June 15, 2011
Fixing broken hearts in Israel
Just two days earlier but a world away, 8-year-old Salha Farjalla Khamis said goodbye to her parents and four siblings in her village on the African island of Zanzibar.
Later, in a hospital in the Tel Aviv suburb of Holon, tears roll silently down her cheeks as she watches an Israeli nurse attach the wires of an EKG monitor to her small body.
“Mama!” she cries out as the Israeli nurse, an immigrant from the former Soviet Union, tries to soothe her in a language the little girl does not understand.
“Don’t cry, no pain,” the nurse says in broken English.
Salha is on her second trip to Israel for an operation to remedy a heart defect that she has had since birth. Brought by the Israeli humanitarian organization Save a Child’s Heart, she is one of 2,600 children who have benefitted from the program launched by an American Jewish immigrant to Israel to provide cardiac surgery for children from the developing world.
The story of the effort begins in 1996, when a charismatic cardiac surgeon from Maryland named Amram Cohen started treating patients from outside Israel and using his home, and those of his patients and friends, to host them.
Since then, patients from 42 countries have been helped by the organization, nearly half of them Palestinian children from the West Bank and Gaza. Others have come from Iraq, Nigeria and Romania.
Save a Child’s Heart also trains medical staff from developing countries, and leads surgical and teaching missions abroad.
Dr. Lior Sasson, the organization’s lead surgeon and head of the cardiothoracic surgery department at the Wolfson Medical Center in Holon, operates on the children on his own time. He helped perform the organization’s first surgery 15 years ago with Cohen, who was then his mentor.
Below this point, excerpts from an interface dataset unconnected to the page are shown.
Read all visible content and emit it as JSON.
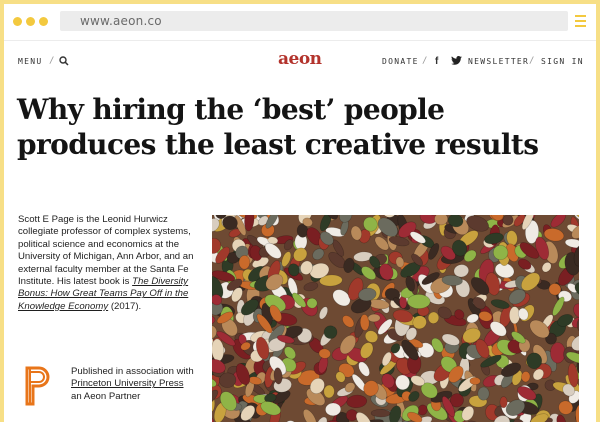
{
  "browser": {
    "url": "www.aeon.co"
  },
  "nav": {
    "menu": "MENU",
    "separator": "/",
    "logo": "aeon",
    "donate": "DONATE",
    "facebook": "f",
    "newsletter": "NEWSLETTER",
    "sign_in": "SIGN IN"
  },
  "article": {
    "title_line1": "Why hiring the ‘best’ people",
    "title_line2": "produces the least creative results"
  },
  "author": {
    "bio_text": "Scott E Page is the Leonid Hurwicz collegiate professor of complex systems, political science and economics at the University of Michigan, Ann Arbor, and an external faculty member at the Santa Fe Institute. His latest book is",
    "book_title": "The Diversity Bonus: How Great Teams Pay Off in the Knowledge Economy",
    "book_year": "(2017)."
  },
  "publisher": {
    "published_line": "Published in association with",
    "partner_name": "Princeton University Press",
    "partner_suffix": "an Aeon Partner"
  },
  "colors": {
    "accent": "#f3c93f",
    "logo": "#b3332c",
    "frame": "#f7df86",
    "pup_orange": "#e8751a"
  }
}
Just six years later, Cohen, who had operated on some 600 children through Save a Child’s Heart, died of high-altitude sickness while climbing Mount Kilimanjaro in Tanzania, a country from which many of the treated children come.
This August, the organization will hold a fundraising climb in Cohen’s memory at Kilimanjaro that it hopes will bring in $1 million.
“These are children who would otherwise be doomed to die within a few years and suddenly are getting their lives back, and their parents again live with hope,” Sasson said.
“And when it comes to the Palestinian kids, you see how Palestinian families go from seeing Israelis as sworn enemies to seeing how we all join forces to save these kids together. It’s better than 1,000 diplomats. We are working with people. They get to know us, we get to know them.”
In May, the organization was recommended for special consultative status with the U.N. Economic and Social Council. If granted, Save a Child’s Heart will be able to participate in various U.N. forums, including the U.N. Human Rights Council in Geneva.
A child’s surgery and post-operative care typically costs $10,000, all of which is covered through donations to Save a Child’s Heart.
“My baby needs surgery. She loses weight all the time. She needs to get better so she can play with the other children,” says Mati Ali, 27, who had never been on an airplane and knew practically nothing about Israel before a doctor referred her to the program.
Fathma, her 3-year-old, is dressed in her best clothes — a maroon dress sprinkled with pink flowers.
Soon the children are bundled into taxis en route to Wolfson Medical Center, where they will meet up with fellow new arrivals from Angola.
Sara Mucznik, 28, who immigrated to Israel from Portugal last year and now does marketing for Save a Child’s Heart, helps translate for the Angolans.
“Their lives are about to be forever changed,” she says, speaking at the bedside of an 11-year-old from Angola who is having blood drawn.
Many of the volunteers at the hospital and the house are young Jews from abroad.
Upstairs from the African patients, Palestinian patients are attending a weekly clinic. The long corridor is filled with mothers wearing floor-length black dresses and headscarves and holding babies.
Akiva Tamir, the pediatric cardiologist who oversees the clinic, says the Palestinian patients are fortunate because their proximity to Israel means they will be treated at a younger age, before damage from either congenital or acquired heart disease has time to intensify.
Godwin Godfry, a 31-year-old general surgeon from Tanzania, is in the midst of a six-year stint training in Israel. When he finishes, Godfry will go back to the city of Mwanza on the shores of Lake Victoria in northern Tanzania. He will be one of the only pediatric cardiac surgeons in the country.
“In our hospital alone, we have a waiting list of 300 children to be treated for heart disease,” he says, but no doctor is available to treat them.
“Here you learn how things should be done,” Godfry says.
At Wolfson’s pediatric intensive care unit, most of the beds on a recent day are occupied by children recovering from surgery performed by Godfry’s mentor, Sasson.
Smiling from a bed in the far corner is Zeresenay Gebru, 15, from Ethiopia. Earlier in the day, he had surgery to replace the battery in a pacemaker he received from Save a Child’s Heart when he was 6.
“I would like to thank all the doctors and the volunteers,” the teenager says, adding that he wants to be a cardiologist. “They gave me my heart back.”